Eco-Watch director Ian Huggett has issued a press release confirming the Occupy Gatineau Park Protest is under way.
To voice their opposition to the Highway 5 extension, Huggett and other concerned citizens will hold a press conference on January 5 at 11:00 a.m. at the end of Brown Lake Road in Wakefield – complete with someone sitting 100 feet up a 200-year old pine tree.
For several months now, environmental groups have been trying to limit the ecological impact of the Highway 5 extension through the park. Efforts have included attempts to convince Transport Quebec to reduce the width of the highway exchange from six lanes to two lanes, and to eliminate one of the two traffic circles.
Those efforts having failed, citizens are now asking for a freeze on construction of the Wakefield section of Highway 5 pending completion of the Chelsea portion.
Below is an edited version of Huggett’s press release.
Wakefield Man Sits in Old-Growth Pine to Protest Hwy 5 Through Gatineau Park
Wakefield, Quebec, January 5, 2012—Critics of the Highway 5 extension erected an “incident command post” in Gatineau Park yesterday to protest clear-cutting and rock blasting by Transport Quebec (MTQ).
Two ancient pine trees cresting Brown Lake Mountain have been roped to accommodate tree-sitters and observation cameras. A Wakefield man is currently sitting 100 hundred feet up a massive pine tree lying in the proposed Highway 5 route off Brown Lake Road in Gatineau Park.
Wakefield residents and local environmental groups failed to negotiate a compromise with the National Capital Commission (NCC) and MTQ to reduce the 150 m wide four-lane highway linking Gatineau to Wakefield. The highway will run through sections of Gatineau Park near Brown Lake in La Pêche.
Critics argue they don’t oppose improved transportation in the region, but believe the highway’s design and configuration needlessly destroy the eastern boundary of Gatineau Park by clearing mature forest, draining wetlands and blasting rock-cuts overlooking Valley Drive.

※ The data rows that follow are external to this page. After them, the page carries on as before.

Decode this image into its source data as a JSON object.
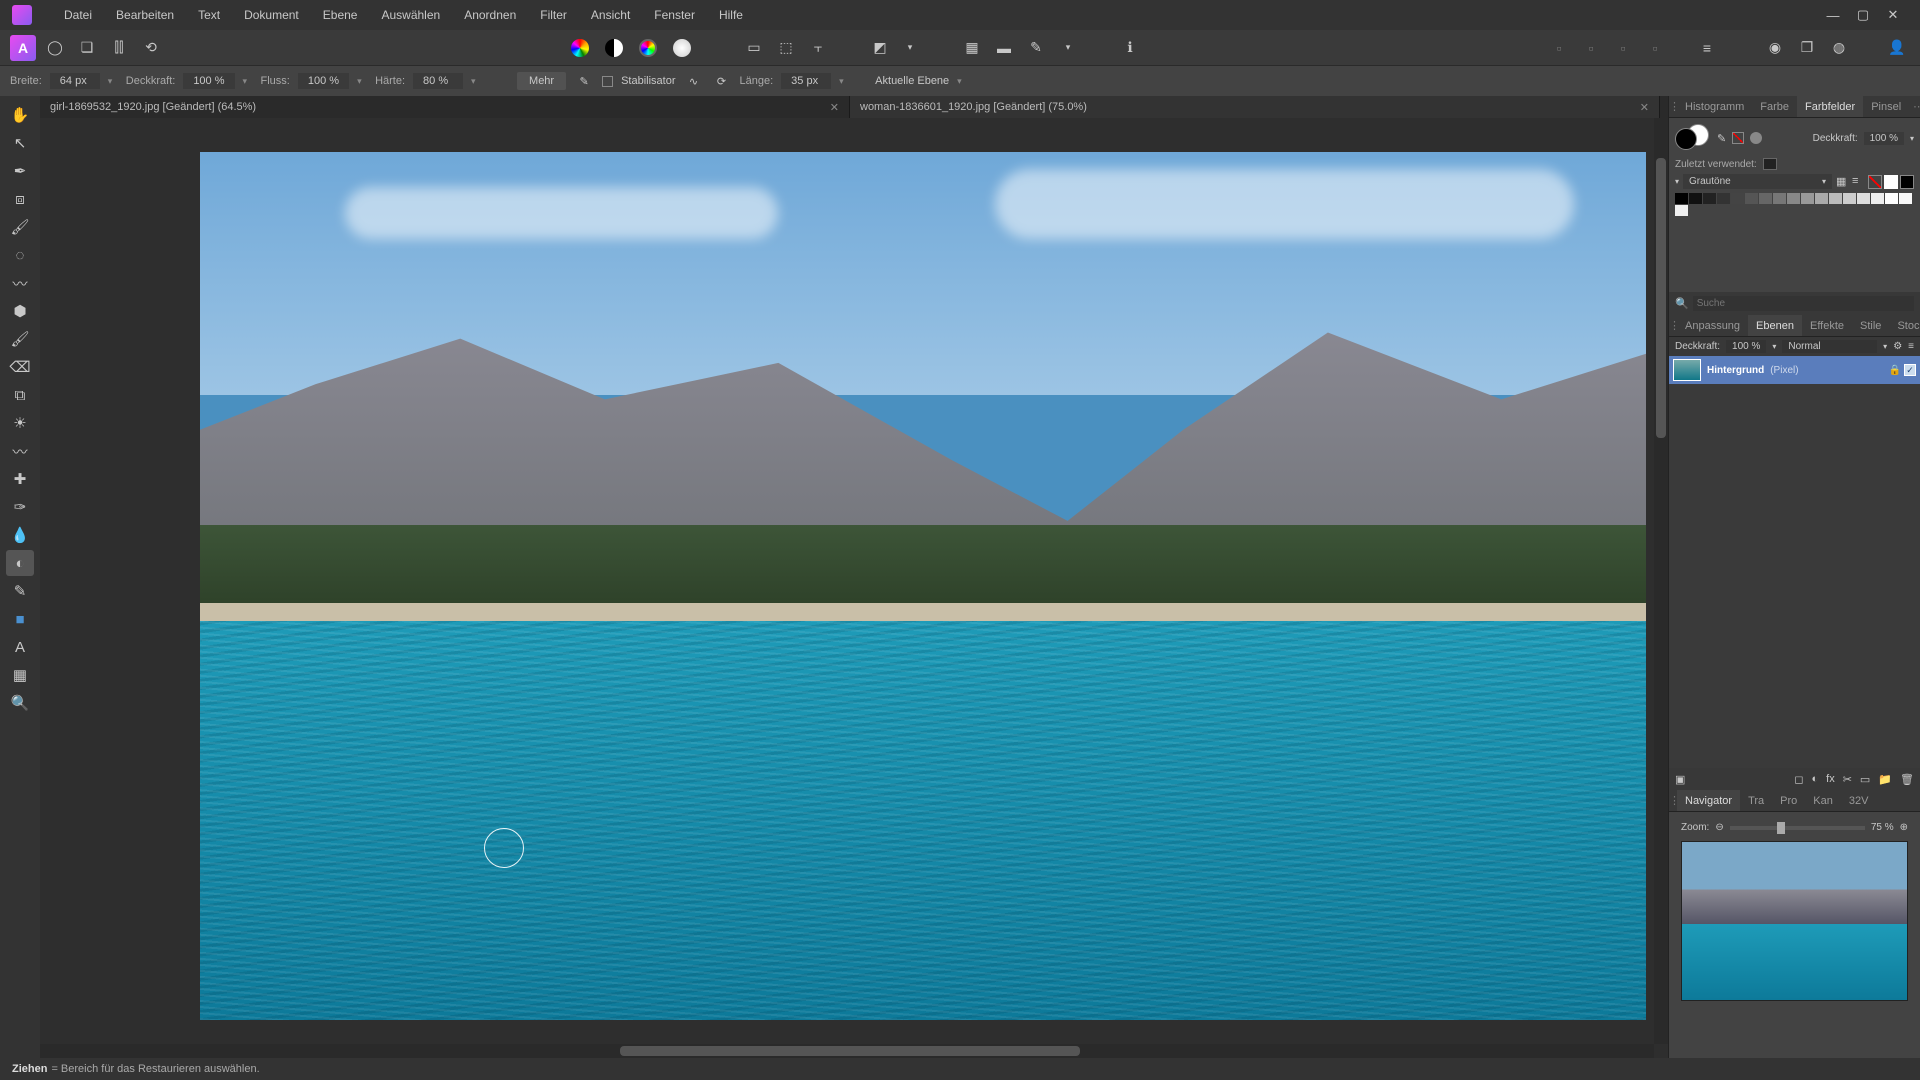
{
  "menu": {
    "items": [
      "Datei",
      "Bearbeiten",
      "Text",
      "Dokument",
      "Ebene",
      "Auswählen",
      "Anordnen",
      "Filter",
      "Ansicht",
      "Fenster",
      "Hilfe"
    ]
  },
  "context_toolbar": {
    "width_label": "Breite:",
    "width_value": "64 px",
    "opacity_label": "Deckkraft:",
    "opacity_value": "100 %",
    "flow_label": "Fluss:",
    "flow_value": "100 %",
    "hardness_label": "Härte:",
    "hardness_value": "80 %",
    "more_label": "Mehr",
    "stabilizer_label": "Stabilisator",
    "length_label": "Länge:",
    "length_value": "35 px",
    "target_label": "Aktuelle Ebene"
  },
  "tabs": [
    {
      "title": "girl-1869532_1920.jpg [Geändert] (64.5%)",
      "active": false
    },
    {
      "title": "woman-1836601_1920.jpg [Geändert] (75.0%)",
      "active": true
    }
  ],
  "right": {
    "top_tabs": [
      "Histogramm",
      "Farbe",
      "Farbfelder",
      "Pinsel"
    ],
    "top_active": "Farbfelder",
    "color": {
      "opacity_label": "Deckkraft:",
      "opacity_value": "100 %",
      "recent_label": "Zuletzt verwendet:",
      "palette_name": "Grautöne"
    },
    "mid_tabs": [
      "Anpassung",
      "Ebenen",
      "Effekte",
      "Stile",
      "Stock"
    ],
    "mid_active": "Ebenen",
    "layers": {
      "search_placeholder": "Suche",
      "opacity_label": "Deckkraft:",
      "opacity_value": "100 %",
      "blend_mode": "Normal",
      "items": [
        {
          "name": "Hintergrund",
          "type": "(Pixel)"
        }
      ]
    },
    "nav_tabs": [
      "Navigator",
      "Tra",
      "Pro",
      "Kan",
      "32V"
    ],
    "nav_active": "Navigator",
    "navigator": {
      "zoom_label": "Zoom:",
      "zoom_value": "75 %"
    }
  },
  "status": {
    "action": "Ziehen",
    "hint": "= Bereich für das Restaurieren auswählen."
  }
}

A formal request was issued last week urging various officials to complete the Chelsea phase of the Highway 5 project before needlessly clearing the spectacular landscape surrounding Wakefield and Gatineau Park. Officials contacted include NCC CEO Marie LeMay (613)239-5271, Environment Quebec (MDDEP) biologist Louis-Philippe Caron (418) 521-3933, Transport Quebec’s Director of Inventory and Planning for the Outaouais Jacques Henry (819) 772-3107 and their political allies.
Opponents warn they will not stand idle and watch Gatineau Park, “the jewel of the National Capital Region,” sacrificed for yet another highway. The A5 is the third major transportation corridor to slice through the park in the past decade. Moreover, there is political pressure to widen the Eardly-Masham Road, straighten Notch Road, and build Deschenes Blvd. – all infrastructure projects proposed inside Gatineau Park.
This media event scheduled for Thursday, January 5, 2012 at 11:00 am will showcase tactics of direct action to prevent construction workers cutting and blasting through Gatineau Park.
Location: Brown Lake Road. Directions: turn left (west) off Hwy 105 onto a hidden side road opposite Rockhurst Road. The turn-off is 200m south of the Gauvin Real-Estate Office just before (south) of the lights at Valley Drive leading to Wakefield.
Information: Anne Winship (819) 459-4452; Ian Huggett (819) 827-3266, cell: (819) 665-2937.
The Gatineau Park Protection Committee, for its part, hopes to attract the attention of politicians to the need to legislate solid boundaries for the park, which the NCC has been changing without informing the public, as well as urge urge parliamentarians to adopt a coherent, ecologically focused and rational land management policy for the park.